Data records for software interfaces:
* * * * *

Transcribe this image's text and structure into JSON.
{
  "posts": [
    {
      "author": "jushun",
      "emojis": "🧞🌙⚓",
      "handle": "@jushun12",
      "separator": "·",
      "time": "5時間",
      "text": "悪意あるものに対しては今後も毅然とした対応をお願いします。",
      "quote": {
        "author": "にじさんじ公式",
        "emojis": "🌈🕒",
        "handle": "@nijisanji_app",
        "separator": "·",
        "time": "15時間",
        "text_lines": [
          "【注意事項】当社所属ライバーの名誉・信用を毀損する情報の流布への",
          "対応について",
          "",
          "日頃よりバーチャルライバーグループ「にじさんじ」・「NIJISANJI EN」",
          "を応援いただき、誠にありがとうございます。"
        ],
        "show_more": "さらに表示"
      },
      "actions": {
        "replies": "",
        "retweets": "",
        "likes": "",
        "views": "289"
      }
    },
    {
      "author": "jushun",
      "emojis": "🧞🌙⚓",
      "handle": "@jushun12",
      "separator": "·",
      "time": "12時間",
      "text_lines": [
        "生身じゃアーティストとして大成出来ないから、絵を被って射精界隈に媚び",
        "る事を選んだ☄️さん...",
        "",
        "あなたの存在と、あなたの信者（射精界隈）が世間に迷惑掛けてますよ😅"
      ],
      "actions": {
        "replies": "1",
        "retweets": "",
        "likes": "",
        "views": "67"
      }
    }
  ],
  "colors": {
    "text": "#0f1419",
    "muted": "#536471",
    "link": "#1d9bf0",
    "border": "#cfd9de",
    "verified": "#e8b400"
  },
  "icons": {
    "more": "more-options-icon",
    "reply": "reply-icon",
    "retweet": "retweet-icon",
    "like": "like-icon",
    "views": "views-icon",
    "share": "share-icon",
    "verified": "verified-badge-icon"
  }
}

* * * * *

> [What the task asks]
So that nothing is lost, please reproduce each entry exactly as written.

> [Exercise result]
Transcribe this image's text and structure into JSON.
{
  "posts": [
    {
      "author": "jushun",
      "emojis": "🧞🌙⚓",
      "handle": "@jushun12",
      "separator": "·",
      "time": "5時間",
      "text": "悪意あるものに対しては今後も毅然とした対応をお願いします。",
      "quote": {
        "author": "にじさんじ公式",
        "emojis": "🌈🕒",
        "handle": "@nijisanji_app",
        "separator": "·",
        "time": "15時間",
        "text_lines": [
          "【注意事項】当社所属ライバーの名誉・信用を毀損する情報の流布への",
          "対応について",
          "",
          "日頃よりバーチャルライバーグループ「にじさんじ」・「NIJISANJI EN」",
          "を応援いただき、誠にありがとうございます。"
        ],
        "show_more": "さらに表示"
      },
      "actions": {
        "replies": "",
        "retweets": "",
        "likes": "",
        "views": "289"
      }
    },
    {
      "author": "jushun",
      "emojis": "🧞🌙⚓",
      "handle": "@jushun12",
      "separator": "·",
      "time": "12時間",
      "text_lines": [
        "生身じゃアーティストとして大成出来ないから、絵を被って射精界隈に媚び",
        "る事を選んだ☄️さん...",
        "",
        "あなたの存在と、あなたの信者（射精界隈）が世間に迷惑掛けてますよ😅"
      ],
      "actions": {
        "replies": "1",
        "retweets": "",
        "likes": "",
        "views": "67"
      }
    }
  ],
  "colors": {
    "text": "#0f1419",
    "muted": "#536471",
    "link": "#1d9bf0",
    "border": "#cfd9de",
    "verified": "#e8b400"
  },
  "icons": {
    "more": "more-options-icon",
    "reply": "reply-icon",
    "retweet": "retweet-icon",
    "like": "like-icon",
    "views": "views-icon",
    "share": "share-icon",
    "verified": "verified-badge-icon"
  }
}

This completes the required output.